2. David Miller, Political Philosophy: A Very Short Introduction, Oxford: OUP, 2008 (the whole book).

3. David Boucher, Political Theories of International Relations: From Thucydides to the Present, Oxford University Press, 1998, chap. 2.

Recommended readings:

H.Williams, International Relations in Political Theory, Open University Press, Buckingham, 1992, 1994.

D. Wootton, Modern Political Thought: Readings from Machiavelli to Nietzsche, Hackett Pub., 2008.

L. Strauss, J. Cropsey, History of Political Philosophy, University of Chicago Press, Chicago and London 1987 (for revision and class preparation).

G. Sabine, A History of political theory, New York 1961;

A. Ryan, On Politics: A History of Political Thought: From Herodotus to the Present, New York, 2012.
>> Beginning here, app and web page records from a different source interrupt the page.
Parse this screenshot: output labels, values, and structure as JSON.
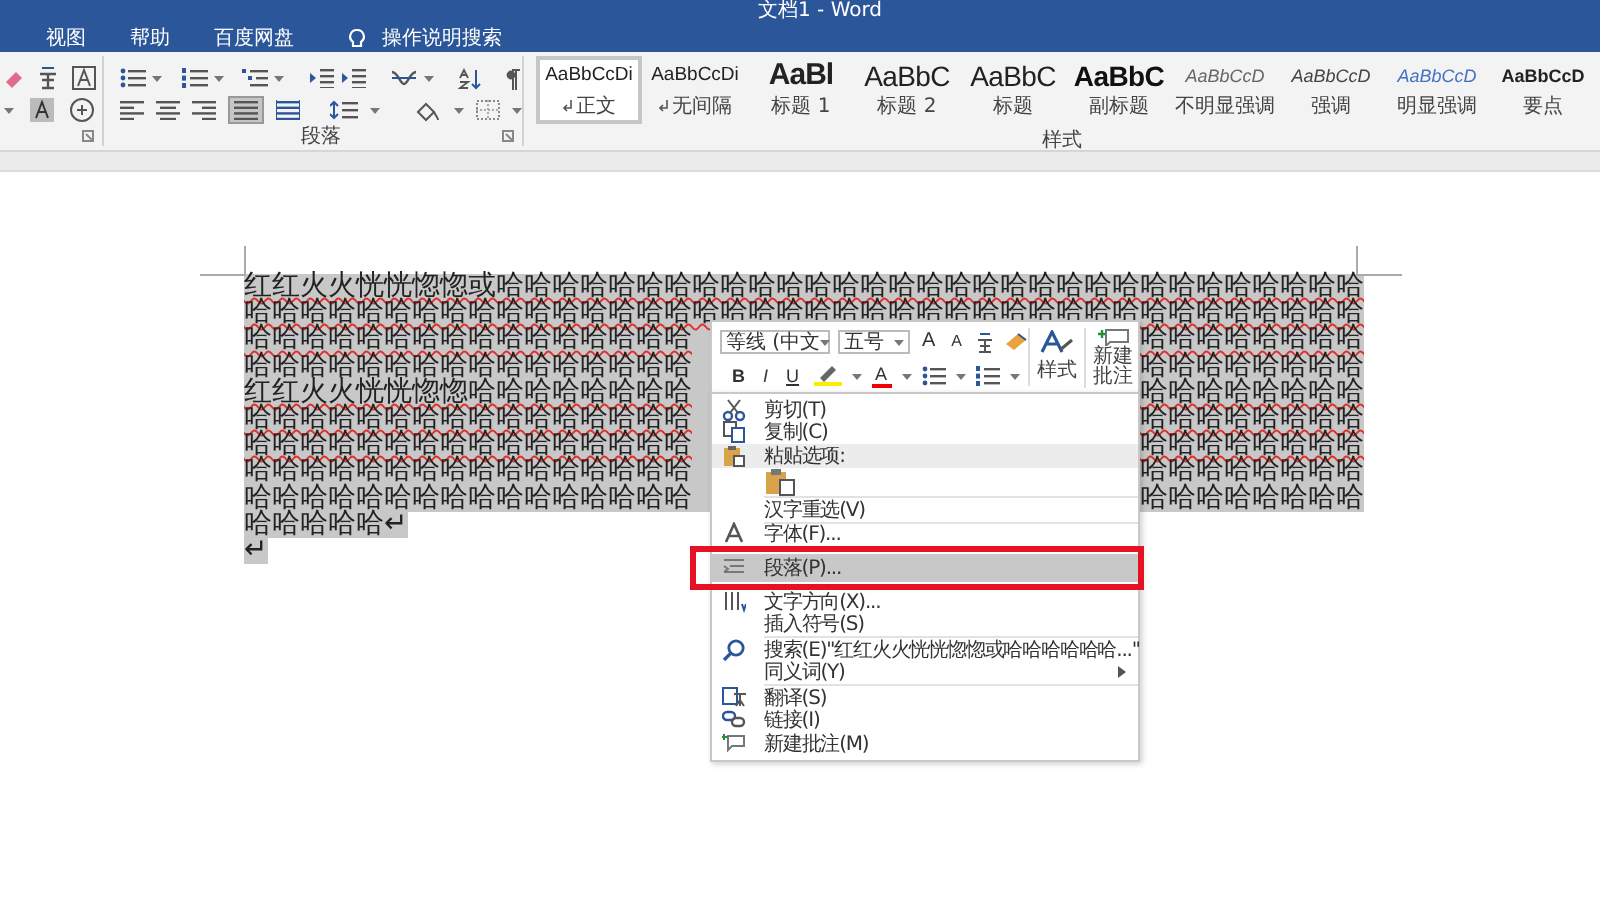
{
  "window": {
    "title": "文档1 - Word"
  },
  "tabs": [
    {
      "label": "视图",
      "selected": false
    },
    {
      "label": "帮助",
      "selected": false
    },
    {
      "label": "百度网盘",
      "selected": false
    }
  ],
  "tell_me": {
    "label": "操作说明搜索"
  },
  "ribbon": {
    "groups": [
      {
        "label": "段落"
      },
      {
        "label": "样式"
      }
    ],
    "styles": [
      {
        "sample": "AaBbCcDi",
        "label": "正文",
        "kind": "normal",
        "selected": true
      },
      {
        "sample": "AaBbCcDi",
        "label": "无间隔",
        "kind": "normal",
        "selected": false
      },
      {
        "sample": "AaBl",
        "label": "标题 1",
        "kind": "heading1",
        "selected": false
      },
      {
        "sample": "AaBbC",
        "label": "标题 2",
        "kind": "heading2",
        "selected": false
      },
      {
        "sample": "AaBbC",
        "label": "标题",
        "kind": "title",
        "selected": false
      },
      {
        "sample": "AaBbC",
        "label": "副标题",
        "kind": "subtitle",
        "selected": false
      },
      {
        "sample": "AaBbCcD",
        "label": "不明显强调",
        "kind": "subtle",
        "selected": false
      },
      {
        "sample": "AaBbCcD",
        "label": "强调",
        "kind": "emphasis",
        "selected": false
      },
      {
        "sample": "AaBbCcD",
        "label": "明显强调",
        "kind": "intense",
        "selected": false
      },
      {
        "sample": "AaBbCcD",
        "label": "要点",
        "kind": "strong",
        "selected": false
      }
    ]
  },
  "document": {
    "lines": [
      {
        "segments": [
          "红红火火恍恍惚惚或哈哈哈哈哈哈哈哈哈哈哈哈哈哈哈哈哈哈哈哈哈哈哈哈哈哈哈哈哈哈哈"
        ],
        "selected": true,
        "flagged": true
      },
      {
        "segments": [
          "哈哈哈哈哈哈哈哈哈哈哈哈哈哈哈哈哈哈哈哈哈哈哈哈哈哈哈哈哈哈哈哈哈哈哈哈哈哈哈哈"
        ],
        "selected": true,
        "flagged": true
      },
      {
        "segments": [
          "哈哈哈哈哈哈哈哈哈哈哈哈哈哈哈哈",
          "哈哈哈哈哈哈哈哈"
        ],
        "selected": true,
        "flagged": true
      },
      {
        "segments": [
          "哈哈哈哈哈哈哈哈哈哈哈哈哈哈哈哈",
          "哈哈哈哈哈哈哈哈"
        ],
        "selected": true,
        "flagged": false
      },
      {
        "segments": [
          "红红火火恍恍惚惚哈哈哈哈哈哈哈哈",
          "哈哈哈哈哈哈哈哈"
        ],
        "selected": true,
        "flagged": true
      },
      {
        "segments": [
          "哈哈哈哈哈哈哈哈哈哈哈哈哈哈哈哈",
          "哈哈哈哈哈哈哈哈"
        ],
        "selected": true,
        "flagged": true
      },
      {
        "segments": [
          "哈哈哈哈哈哈哈哈哈哈哈哈哈哈哈哈",
          "哈哈哈哈哈哈哈哈"
        ],
        "selected": true,
        "flagged": true
      },
      {
        "segments": [
          "哈哈哈哈哈哈哈哈哈哈哈哈哈哈哈哈",
          "哈哈哈哈哈哈哈哈"
        ],
        "selected": true,
        "flagged": false
      },
      {
        "segments": [
          "哈哈哈哈哈哈哈哈哈哈哈哈哈哈哈哈",
          "哈哈哈哈哈哈哈哈"
        ],
        "selected": true,
        "flagged": false
      },
      {
        "segments": [
          "哈哈哈哈哈↵"
        ],
        "selected": true,
        "flagged": false
      },
      {
        "segments": [
          "↵"
        ],
        "selected": true,
        "flagged": false
      }
    ]
  },
  "mini_toolbar": {
    "font": "等线 (中文",
    "size": "五号",
    "grow": "A",
    "shrink": "A",
    "bold": "B",
    "italic": "I",
    "underline": "U",
    "font_color": "A",
    "styles": "样式",
    "new_comment": "新建批注"
  },
  "context_menu": {
    "items": [
      {
        "kind": "cut",
        "label": "剪切(T)",
        "selected": false,
        "framed": false
      },
      {
        "kind": "copy",
        "label": "复制(C)",
        "selected": false,
        "framed": false
      },
      {
        "kind": "paste-header",
        "label": "粘贴选项:"
      },
      {
        "kind": "paste-keep",
        "selected": false
      },
      {
        "kind": "reselect",
        "label": "汉字重选(V)",
        "selected": false,
        "framed": false
      },
      {
        "kind": "font",
        "label": "字体(F)...",
        "selected": false,
        "framed": false
      },
      {
        "kind": "paragraph",
        "label": "段落(P)...",
        "selected": true,
        "framed": true
      },
      {
        "kind": "direction",
        "label": "文字方向(X)...",
        "selected": false,
        "framed": false
      },
      {
        "kind": "symbol",
        "label": "插入符号(S)",
        "selected": false,
        "framed": false
      },
      {
        "kind": "search",
        "label": "搜索(E)\"红红火火恍恍惚惚或哈哈哈哈哈哈...\"",
        "selected": false,
        "framed": false
      },
      {
        "kind": "synonym",
        "label": "同义词(Y)",
        "selected": false,
        "framed": false
      },
      {
        "kind": "translate",
        "label": "翻译(S)",
        "selected": false,
        "framed": false
      },
      {
        "kind": "link",
        "label": "链接(I)",
        "selected": false,
        "framed": false
      },
      {
        "kind": "comment",
        "label": "新建批注(M)",
        "selected": false,
        "framed": false
      }
    ]
  }
}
I. Hampsher-Monk, Modern Political Thought: Major Thinkers from Hobbes to Marx, Blackwell, Oxford, 1992;

Thomas Christiano, John Christma (eds.), Contemporary debates in political philosophy, Wiley-Blackwell, NY, 2009; (Ebrary)

S. Wolin, Politics and Vision: Continuity and Innovation in Western Political Thought, Princeton University Press, Princeton and Oxford, 2004.

www.constitution.org www.libertyfund.org (The Online Library of Liberty)

Opisy przedmiotów w USOS i USOSweb są chronione prawem autorskim.
Właścicielem praw autorskich jest Uniwersytet Jagielloński w Krakowie.